Before the Minister and the Ministers of State leave, I congratulate everyone who was reappointed.
Dementia is a deeply distressing condition for those suffering from it and for their families. It presents a significant and growing challenge to health and social services. As our population ages, the number of people with dementia will increase. Progressive increases in investment towards support for people with dementia and Alzheimer's disease will be required in the years ahead.
Supporting the provisions of disabled persons' parking cards, also known as European parking cards or disabled parking badges, for dementia and Alzheimer's disease suffers would make such a difference to their lives.
The World Health Organization has described dementia as one of the most serious social challenges facing the world today. Currently, a total of 55,000 people are living with dementia in Ireland and over 5,000 people have early onset Alzheimer's disease. Many more of them still drive, thankfully.
The Alzheimer Society of Ireland has made the point that the majority of people with dementia, over 63%, live in the community and wish to continue to live at home as a first option.
Insufficient provision for home help and home care packages channel people to long-term care causing the institutionalisation of people with dementia. However, people with dementia prefer to remain living at home for as long as possible. With the right supports, this is possible for the majority of the people concerned.
We should not underestimate the difference we can make by implementing simple measures, such as issuing parking cards, that would make life easier for those struggling as the illness takes hold. The proposal is simple but practical. It would be a step in the right direction and Ireland could be a world leader for dementia care and support. Everyday challenges differ for people with Alzheimer's disease and dementia.

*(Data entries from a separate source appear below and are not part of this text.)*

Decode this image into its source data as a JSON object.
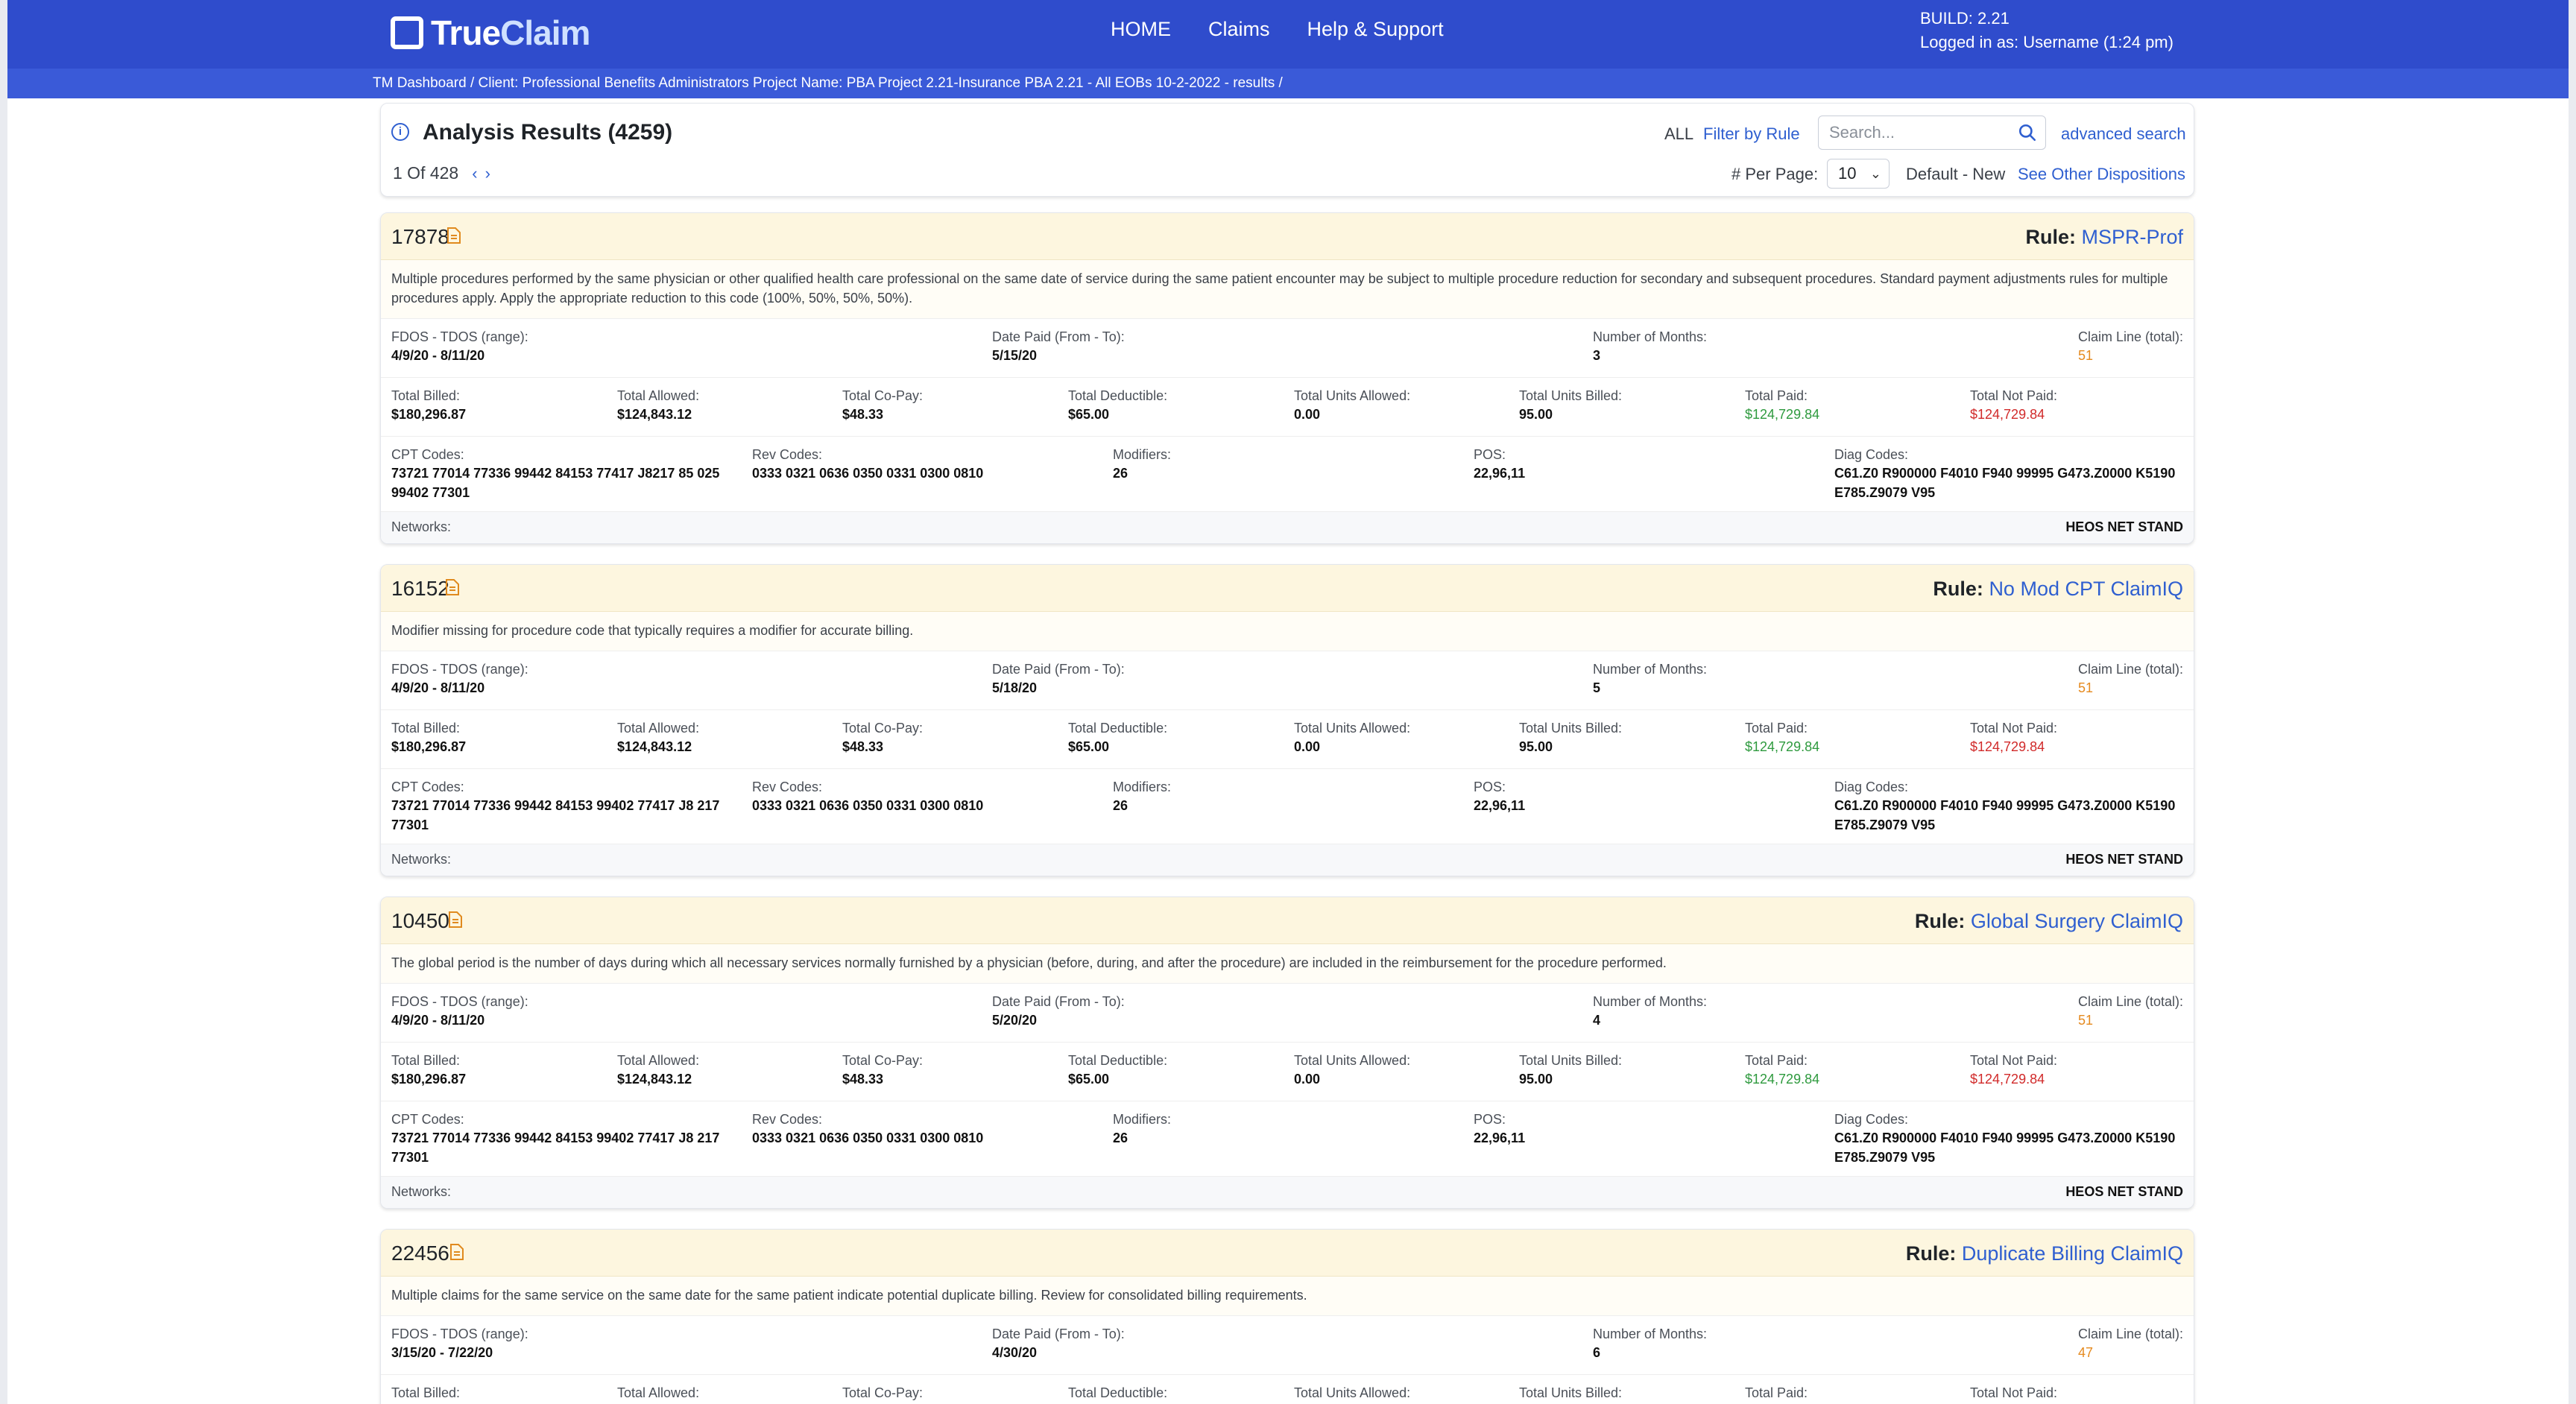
{
  "header": {
    "logo_true": "True",
    "logo_claim": "Claim",
    "nav": [
      "HOME",
      "Claims",
      "Help & Support"
    ],
    "build": "BUILD: 2.21",
    "login": "Logged in as: Username (1:24 pm)"
  },
  "breadcrumb": {
    "dashboard": "TM Dashboard",
    "rest": " / Client: Professional Benefits Administrators Project Name: PBA Project 2.21-Insurance PBA 2.21 - All EOBs 10-2-2022 - results /"
  },
  "results": {
    "title": "Analysis Results (4259)",
    "page": "1 Of 428",
    "all_label": "ALL",
    "filter_label": "Filter by Rule",
    "search_placeholder": "Search...",
    "advanced_label": "advanced search",
    "per_page_label": "# Per Page:",
    "per_page_value": "10",
    "disposition": "Default - New",
    "other_dispositions": "See Other Dispositions"
  },
  "labels": {
    "fdos": "FDOS - TDOS (range):",
    "date_paid": "Date Paid (From - To):",
    "months": "Number of Months:",
    "claim_line": "Claim Line (total):",
    "total_billed": "Total Billed:",
    "total_allowed": "Total Allowed:",
    "total_copay": "Total Co-Pay:",
    "total_deductible": "Total Deductible:",
    "units_allowed": "Total Units Allowed:",
    "units_billed": "Total Units Billed:",
    "total_paid": "Total Paid:",
    "total_not_paid": "Total Not Paid:",
    "cpt": "CPT Codes:",
    "rev": "Rev Codes:",
    "modifiers": "Modifiers:",
    "pos": "POS:",
    "diag": "Diag Codes:",
    "networks": "Networks:",
    "rule_prefix": "Rule: "
  },
  "cards": [
    {
      "id": "17878",
      "rule": "MSPR-Prof",
      "description": "Multiple procedures performed by the same physician or other qualified health care professional on the same date of service during the same patient encounter may be subject to multiple procedure reduction for secondary and subsequent procedures. Standard payment adjustments rules for multiple procedures apply. Apply the appropriate reduction to this code (100%, 50%, 50%, 50%).",
      "fdos": "4/9/20 - 8/11/20",
      "date_paid": "5/15/20",
      "months": "3",
      "claim_line": "51",
      "total_billed": "$180,296.87",
      "total_allowed": "$124,843.12",
      "total_copay": "$48.33",
      "total_deductible": "$65.00",
      "units_allowed": "0.00",
      "units_billed": "95.00",
      "total_paid": "$124,729.84",
      "total_not_paid": "$124,729.84",
      "cpt": "73721 77014 77336 99442 84153 77417 J8217 85 025 99402 77301",
      "rev": "0333 0321 0636 0350 0331 0300 0810",
      "modifiers": "26",
      "pos": "22,96,11",
      "diag": "C61.Z0 R900000 F4010 F940 99995 G473.Z0000 K5190 E785.Z9079 V95",
      "networks": "HEOS NET STAND"
    },
    {
      "id": "16152",
      "rule": "No Mod CPT ClaimIQ",
      "description": "Modifier missing for procedure code that typically requires a modifier for accurate billing.",
      "fdos": "4/9/20 - 8/11/20",
      "date_paid": "5/18/20",
      "months": "5",
      "claim_line": "51",
      "total_billed": "$180,296.87",
      "total_allowed": "$124,843.12",
      "total_copay": "$48.33",
      "total_deductible": "$65.00",
      "units_allowed": "0.00",
      "units_billed": "95.00",
      "total_paid": "$124,729.84",
      "total_not_paid": "$124,729.84",
      "cpt": "73721 77014 77336 99442 84153 99402 77417 J8 217 77301",
      "rev": "0333 0321 0636 0350 0331 0300 0810",
      "modifiers": "26",
      "pos": "22,96,11",
      "diag": "C61.Z0 R900000 F4010 F940 99995 G473.Z0000 K5190 E785.Z9079 V95",
      "networks": "HEOS NET STAND"
    },
    {
      "id": "10450",
      "rule": "Global Surgery ClaimIQ",
      "description": "The global period is the number of days during which all necessary services normally furnished by a physician (before, during, and after the procedure) are included in the reimbursement for the procedure performed.",
      "fdos": "4/9/20 - 8/11/20",
      "date_paid": "5/20/20",
      "months": "4",
      "claim_line": "51",
      "total_billed": "$180,296.87",
      "total_allowed": "$124,843.12",
      "total_copay": "$48.33",
      "total_deductible": "$65.00",
      "units_allowed": "0.00",
      "units_billed": "95.00",
      "total_paid": "$124,729.84",
      "total_not_paid": "$124,729.84",
      "cpt": "73721 77014 77336 99442 84153 99402 77417 J8 217 77301",
      "rev": "0333 0321 0636 0350 0331 0300 0810",
      "modifiers": "26",
      "pos": "22,96,11",
      "diag": "C61.Z0 R900000 F4010 F940 99995 G473.Z0000 K5190 E785.Z9079 V95",
      "networks": "HEOS NET STAND"
    },
    {
      "id": "22456",
      "rule": "Duplicate Billing ClaimIQ",
      "description": "Multiple claims for the same service on the same date for the same patient indicate potential duplicate billing. Review for consolidated billing requirements.",
      "fdos": "3/15/20 - 7/22/20",
      "date_paid": "4/30/20",
      "months": "6",
      "claim_line": "47"
    }
  ]
}
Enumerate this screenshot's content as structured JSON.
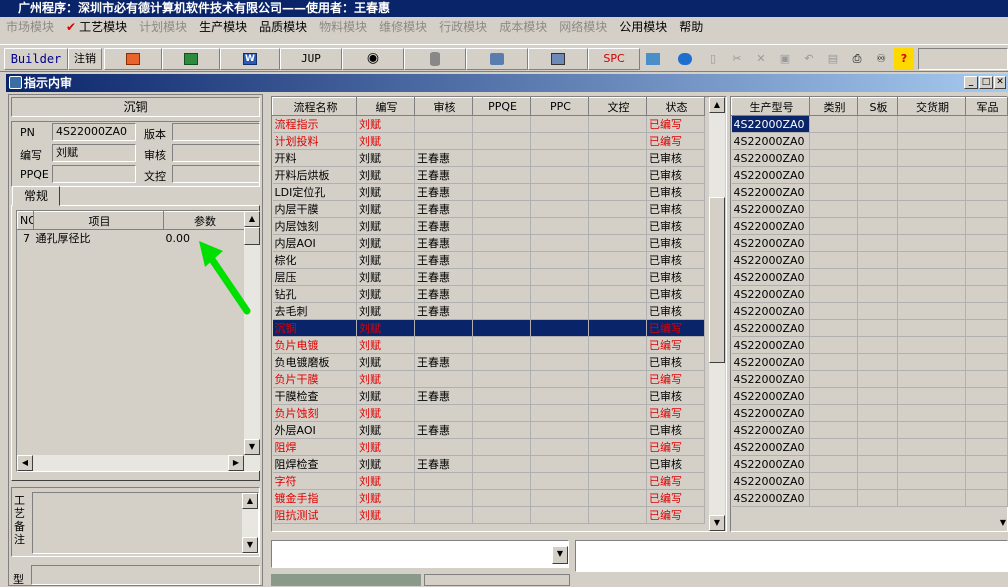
{
  "title": "广州程序：深圳市必有德计算机软件技术有限公司——使用者：王春惠",
  "menu": [
    "市场模块",
    "工艺模块",
    "计划模块",
    "生产模块",
    "品质模块",
    "物料模块",
    "维修模块",
    "行政模块",
    "成本模块",
    "网络模块",
    "公用模块",
    "帮助"
  ],
  "toolbar": {
    "builder": "Builder",
    "log": "注销",
    "jup": "JUP",
    "spc": "SPC"
  },
  "window": {
    "title": "指示内审"
  },
  "left": {
    "process": "沉铜",
    "pn_label": "PN",
    "pn": "4S22000ZA0",
    "version_label": "版本",
    "version": "",
    "writer_label": "编写",
    "writer": "刘赋",
    "review_label": "审核",
    "review": "",
    "ppqe_label": "PPQE",
    "ppqe": "",
    "dc_label": "文控",
    "dc": "",
    "tab": "常规",
    "params_headers": [
      "NO",
      "项目",
      "参数"
    ],
    "params": [
      {
        "no": "7",
        "item": "通孔厚径比",
        "value": "0.00"
      }
    ],
    "remark_label": "工艺备注",
    "type_label": "型"
  },
  "flow": {
    "headers": [
      "流程名称",
      "编写",
      "审核",
      "PPQE",
      "PPC",
      "文控",
      "状态"
    ],
    "rows": [
      {
        "name": "流程指示",
        "writer": "刘赋",
        "review": "",
        "status": "已编写",
        "red": true
      },
      {
        "name": "计划投料",
        "writer": "刘赋",
        "review": "",
        "status": "已编写",
        "red": true
      },
      {
        "name": "开料",
        "writer": "刘赋",
        "review": "王春惠",
        "status": "已审核",
        "red": false
      },
      {
        "name": "开料后烘板",
        "writer": "刘赋",
        "review": "王春惠",
        "status": "已审核",
        "red": false
      },
      {
        "name": "LDI定位孔",
        "writer": "刘赋",
        "review": "王春惠",
        "status": "已审核",
        "red": false
      },
      {
        "name": "内层干膜",
        "writer": "刘赋",
        "review": "王春惠",
        "status": "已审核",
        "red": false
      },
      {
        "name": "内层蚀刻",
        "writer": "刘赋",
        "review": "王春惠",
        "status": "已审核",
        "red": false
      },
      {
        "name": "内层AOI",
        "writer": "刘赋",
        "review": "王春惠",
        "status": "已审核",
        "red": false
      },
      {
        "name": "棕化",
        "writer": "刘赋",
        "review": "王春惠",
        "status": "已审核",
        "red": false
      },
      {
        "name": "层压",
        "writer": "刘赋",
        "review": "王春惠",
        "status": "已审核",
        "red": false
      },
      {
        "name": "钻孔",
        "writer": "刘赋",
        "review": "王春惠",
        "status": "已审核",
        "red": false
      },
      {
        "name": "去毛刺",
        "writer": "刘赋",
        "review": "王春惠",
        "status": "已审核",
        "red": false
      },
      {
        "name": "沉铜",
        "writer": "刘赋",
        "review": "",
        "status": "已编写",
        "red": true,
        "selected": true
      },
      {
        "name": "负片电镀",
        "writer": "刘赋",
        "review": "",
        "status": "已编写",
        "red": true
      },
      {
        "name": "负电镀磨板",
        "writer": "刘赋",
        "review": "王春惠",
        "status": "已审核",
        "red": false
      },
      {
        "name": "负片干膜",
        "writer": "刘赋",
        "review": "",
        "status": "已编写",
        "red": true
      },
      {
        "name": "干膜检查",
        "writer": "刘赋",
        "review": "王春惠",
        "status": "已审核",
        "red": false
      },
      {
        "name": "负片蚀刻",
        "writer": "刘赋",
        "review": "",
        "status": "已编写",
        "red": true
      },
      {
        "name": "外层AOI",
        "writer": "刘赋",
        "review": "王春惠",
        "status": "已审核",
        "red": false
      },
      {
        "name": "阻焊",
        "writer": "刘赋",
        "review": "",
        "status": "已编写",
        "red": true
      },
      {
        "name": "阻焊检查",
        "writer": "刘赋",
        "review": "王春惠",
        "status": "已审核",
        "red": false
      },
      {
        "name": "字符",
        "writer": "刘赋",
        "review": "",
        "status": "已编写",
        "red": true
      },
      {
        "name": "镀金手指",
        "writer": "刘赋",
        "review": "",
        "status": "已编写",
        "red": true
      },
      {
        "name": "阻抗测试",
        "writer": "刘赋",
        "review": "",
        "status": "已编写",
        "red": true
      }
    ]
  },
  "right": {
    "headers": [
      "生产型号",
      "类别",
      "S板",
      "交货期",
      "军品"
    ],
    "model": "4S22000ZA0",
    "row_count": 23
  }
}
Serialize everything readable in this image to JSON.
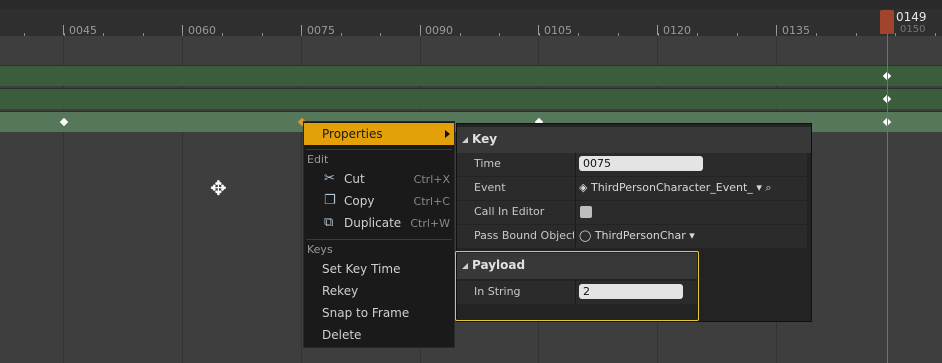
{
  "timeline": {
    "ticks": [
      "0045",
      "0060",
      "0075",
      "0090",
      "0105",
      "0120",
      "0135"
    ],
    "playhead_frame": "0149",
    "next_frame": "0150"
  },
  "context_menu": {
    "properties_label": "Properties",
    "edit_section": "Edit",
    "edit_items": [
      {
        "label": "Cut",
        "shortcut": "Ctrl+X",
        "icon": "scissors-icon"
      },
      {
        "label": "Copy",
        "shortcut": "Ctrl+C",
        "icon": "copy-icon"
      },
      {
        "label": "Duplicate",
        "shortcut": "Ctrl+W",
        "icon": "duplicate-icon"
      }
    ],
    "keys_section": "Keys",
    "key_items": [
      "Set Key Time",
      "Rekey",
      "Snap to Frame",
      "Delete"
    ]
  },
  "properties_panel": {
    "key_header": "Key",
    "time_label": "Time",
    "time_value": "0075",
    "event_label": "Event",
    "event_value": "ThirdPersonCharacter_Event_",
    "call_in_editor_label": "Call In Editor",
    "pass_bound_label": "Pass Bound Object T",
    "pass_bound_value": "ThirdPersonChar",
    "payload_header": "Payload",
    "in_string_label": "In String",
    "in_string_value": "2"
  }
}
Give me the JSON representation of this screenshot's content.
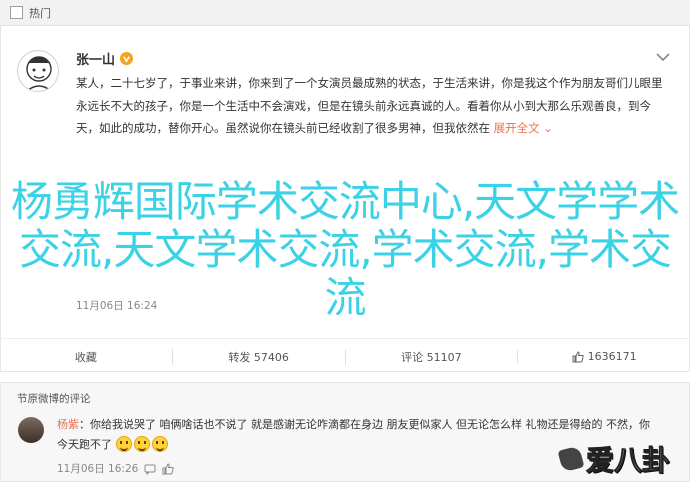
{
  "topbar": {
    "label": "热门"
  },
  "post": {
    "username": "张一山",
    "text_main": "某人，二十七岁了，于事业来讲，你来到了一个女演员最成熟的状态，于生活来讲，你是我这个作为朋友哥们儿眼里永远长不大的孩子，你是一个生活中不会演戏，但是在镜头前永远真诚的人。看着你从小到大那么乐观善良，到今天，如此的成功，替你开心。虽然说你在镜头前已经收割了很多男神，但我依然在",
    "text_link": "展开全文",
    "overlay_text": "杨勇辉国际学术交流中心,天文学学术交流,天文学术交流,学术交流,学术交流",
    "date": "11月06日 16:24"
  },
  "actions": {
    "favorite": "收藏",
    "repost": "转发 57406",
    "comment": "评论 51107",
    "like": "1636171"
  },
  "comment": {
    "source": "节原微博的评论",
    "author": "杨紫",
    "text": "：你给我说哭了 咱俩啥话也不说了 就是感谢无论咋滴都在身边 朋友更似家人 但无论怎么样 礼物还是得给的 不然，你今天跑不了",
    "date": "11月06日 16:26"
  },
  "watermark": {
    "text": "爱八卦"
  },
  "colors": {
    "link": "#eb7350",
    "overlay": "#3cd2e6",
    "vbadge": "#f2a520"
  }
}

Small things can make a major difference. People are living longer and will need more supports as they age.
In 2014, the National Assembly for Wales passed the Disabled Persons (Badges for Motor Vehicles) (Wales) (Amendment) Regulations 2014. The regulations allow those with a cognitive impairment, that is, people who cannot plan and follow the route of a familiar journey, to be eligible for a blue badge as of January 2015. The regulations do not give automatic entitlement to a blue badge. According to the blue badge scheme criteria in Wales, a person needs to provide a letter of support from a relevant health care professional explaining the diagnosis.
I am calling for a change in the criteria such that people with dementia can be eligible to apply for the disabled person's parking card based on an assessment by their general practitioner to verify the need. This will help to resolve the difficulties faced by people with dementia and their families in carrying on activities of daily life. Activities that many of us take for granted, like visiting the shop or attending GP appointments, can become physically challenging and the associated journeys can be daunting for people with dementia and Alzheimer's disease. I hope the Government will consider this change in order that people are able to continue doing the things they enjoy and maintain their independence for far longer.
People with dementia have the right to maintain their independence and to remain and be active in a familiar environment linked to their communities. To do this, they need access to supports that reflect the complex and changing needs of the condition.
The disabled parking permit scheme was born out of a basic necessity to maintain independence for people in Ireland living with a permanent disability, medical condition or severe mobility difficulties, as well as for people who are registered blind, whether they are drivers or passengers. A person with a disability requires access to a disabled parking bay because of access to amenities and facilities. Accessible parking bays are located near amenities for people to access work, education, public transport, post office, shops, banks or social events as well as hospital appointments.
I am aware of a lady who dropped her husband off at the door of the hospital while she went to park. Her husband suffers from dementia. When she got back to the hospital door, her husband was missing. Luckily, with the help of the Garda, she found him a mile and a half away. The man could have walked out in front of a lorry or car. He was simply not capable of managing on his own.
The value of these cards cannot be underestimated. Their availability supports people's right to inclusion. European parking cards can be used by disabled people within the European Union and are recognised in the United States and Canada also. This means when people travel abroad, they can bring their cards with them. Extending the scheme would ensure independence dignity and choice for people with dementia and Alzheimer's disease, as well as their carers.